Please reproduce each of the entries below exactly as they appear.

### Input for this task
__________

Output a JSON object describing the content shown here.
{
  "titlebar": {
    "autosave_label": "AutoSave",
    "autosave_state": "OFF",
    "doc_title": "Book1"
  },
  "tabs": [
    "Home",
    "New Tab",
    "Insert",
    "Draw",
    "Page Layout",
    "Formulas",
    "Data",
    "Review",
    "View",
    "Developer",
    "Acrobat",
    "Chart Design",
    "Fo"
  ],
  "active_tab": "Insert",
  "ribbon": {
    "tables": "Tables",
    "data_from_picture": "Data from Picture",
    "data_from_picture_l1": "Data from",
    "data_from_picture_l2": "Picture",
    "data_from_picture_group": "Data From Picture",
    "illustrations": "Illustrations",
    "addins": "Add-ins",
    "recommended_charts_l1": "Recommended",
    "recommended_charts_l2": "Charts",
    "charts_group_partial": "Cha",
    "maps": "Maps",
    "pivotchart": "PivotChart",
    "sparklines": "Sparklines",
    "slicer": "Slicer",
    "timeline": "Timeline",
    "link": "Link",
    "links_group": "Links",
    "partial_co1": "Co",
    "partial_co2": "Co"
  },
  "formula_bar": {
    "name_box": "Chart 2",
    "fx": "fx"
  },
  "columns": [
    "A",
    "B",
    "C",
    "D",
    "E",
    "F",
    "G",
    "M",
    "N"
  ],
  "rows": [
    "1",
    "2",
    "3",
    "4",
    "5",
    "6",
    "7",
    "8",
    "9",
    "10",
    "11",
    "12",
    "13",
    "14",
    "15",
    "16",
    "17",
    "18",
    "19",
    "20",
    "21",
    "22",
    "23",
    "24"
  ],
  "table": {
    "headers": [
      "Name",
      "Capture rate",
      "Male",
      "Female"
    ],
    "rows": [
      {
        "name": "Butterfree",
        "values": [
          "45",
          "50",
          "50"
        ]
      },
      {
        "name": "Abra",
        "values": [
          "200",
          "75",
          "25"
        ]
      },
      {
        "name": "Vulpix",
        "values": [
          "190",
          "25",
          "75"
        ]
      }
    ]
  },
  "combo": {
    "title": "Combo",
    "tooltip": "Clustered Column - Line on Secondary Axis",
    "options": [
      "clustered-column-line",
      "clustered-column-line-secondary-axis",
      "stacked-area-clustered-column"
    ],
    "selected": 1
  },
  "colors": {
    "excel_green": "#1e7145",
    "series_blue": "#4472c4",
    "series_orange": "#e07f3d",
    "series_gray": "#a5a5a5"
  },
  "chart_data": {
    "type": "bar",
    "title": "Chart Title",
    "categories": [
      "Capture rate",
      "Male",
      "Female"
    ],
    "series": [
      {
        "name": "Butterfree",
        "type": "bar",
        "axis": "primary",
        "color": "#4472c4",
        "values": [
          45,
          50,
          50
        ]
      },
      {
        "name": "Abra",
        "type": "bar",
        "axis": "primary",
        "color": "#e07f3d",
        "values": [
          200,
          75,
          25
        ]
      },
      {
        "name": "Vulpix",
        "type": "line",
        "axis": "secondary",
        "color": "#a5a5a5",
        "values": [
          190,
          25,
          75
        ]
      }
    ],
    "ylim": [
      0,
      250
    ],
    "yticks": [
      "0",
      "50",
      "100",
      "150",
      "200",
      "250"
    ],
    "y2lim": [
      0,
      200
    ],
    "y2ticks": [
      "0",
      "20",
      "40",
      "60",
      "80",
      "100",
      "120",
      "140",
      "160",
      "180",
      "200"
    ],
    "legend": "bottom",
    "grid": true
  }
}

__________

### Solved problem
Output a JSON object describing the content shown here.
{
  "titlebar": {
    "autosave_label": "AutoSave",
    "autosave_state": "OFF",
    "doc_title": "Book1"
  },
  "tabs": [
    "Home",
    "New Tab",
    "Insert",
    "Draw",
    "Page Layout",
    "Formulas",
    "Data",
    "Review",
    "View",
    "Developer",
    "Acrobat",
    "Chart Design",
    "Fo"
  ],
  "active_tab": "Insert",
  "ribbon": {
    "tables": "Tables",
    "data_from_picture": "Data from Picture",
    "data_from_picture_l1": "Data from",
    "data_from_picture_l2": "Picture",
    "data_from_picture_group": "Data From Picture",
    "illustrations": "Illustrations",
    "addins": "Add-ins",
    "recommended_charts_l1": "Recommended",
    "recommended_charts_l2": "Charts",
    "charts_group_partial": "Cha",
    "maps": "Maps",
    "pivotchart": "PivotChart",
    "sparklines": "Sparklines",
    "slicer": "Slicer",
    "timeline": "Timeline",
    "link": "Link",
    "links_group": "Links",
    "partial_co1": "Co",
    "partial_co2": "Co"
  },
  "formula_bar": {
    "name_box": "Chart 2",
    "fx": "fx"
  },
  "columns": [
    "A",
    "B",
    "C",
    "D",
    "E",
    "F",
    "G",
    "M",
    "N"
  ],
  "rows": [
    "1",
    "2",
    "3",
    "4",
    "5",
    "6",
    "7",
    "8",
    "9",
    "10",
    "11",
    "12",
    "13",
    "14",
    "15",
    "16",
    "17",
    "18",
    "19",
    "20",
    "21",
    "22",
    "23",
    "24"
  ],
  "table": {
    "headers": [
      "Name",
      "Capture rate",
      "Male",
      "Female"
    ],
    "rows": [
      {
        "name": "Butterfree",
        "values": [
          "45",
          "50",
          "50"
        ]
      },
      {
        "name": "Abra",
        "values": [
          "200",
          "75",
          "25"
        ]
      },
      {
        "name": "Vulpix",
        "values": [
          "190",
          "25",
          "75"
        ]
      }
    ]
  },
  "combo": {
    "title": "Combo",
    "tooltip": "Clustered Column - Line on Secondary Axis",
    "options": [
      "clustered-column-line",
      "clustered-column-line-secondary-axis",
      "stacked-area-clustered-column"
    ],
    "selected": 1
  },
  "colors": {
    "excel_green": "#1e7145",
    "series_blue": "#4472c4",
    "series_orange": "#e07f3d",
    "series_gray": "#a5a5a5"
  },
  "chart_data": {
    "type": "bar",
    "title": "Chart Title",
    "categories": [
      "Capture rate",
      "Male",
      "Female"
    ],
    "series": [
      {
        "name": "Butterfree",
        "type": "bar",
        "axis": "primary",
        "color": "#4472c4",
        "values": [
          45,
          50,
          50
        ]
      },
      {
        "name": "Abra",
        "type": "bar",
        "axis": "primary",
        "color": "#e07f3d",
        "values": [
          200,
          75,
          25
        ]
      },
      {
        "name": "Vulpix",
        "type": "line",
        "axis": "secondary",
        "color": "#a5a5a5",
        "values": [
          190,
          25,
          75
        ]
      }
    ],
    "ylim": [
      0,
      250
    ],
    "yticks": [
      "0",
      "50",
      "100",
      "150",
      "200",
      "250"
    ],
    "y2lim": [
      0,
      200
    ],
    "y2ticks": [
      "0",
      "20",
      "40",
      "60",
      "80",
      "100",
      "120",
      "140",
      "160",
      "180",
      "200"
    ],
    "legend": "bottom",
    "grid": true
  }
}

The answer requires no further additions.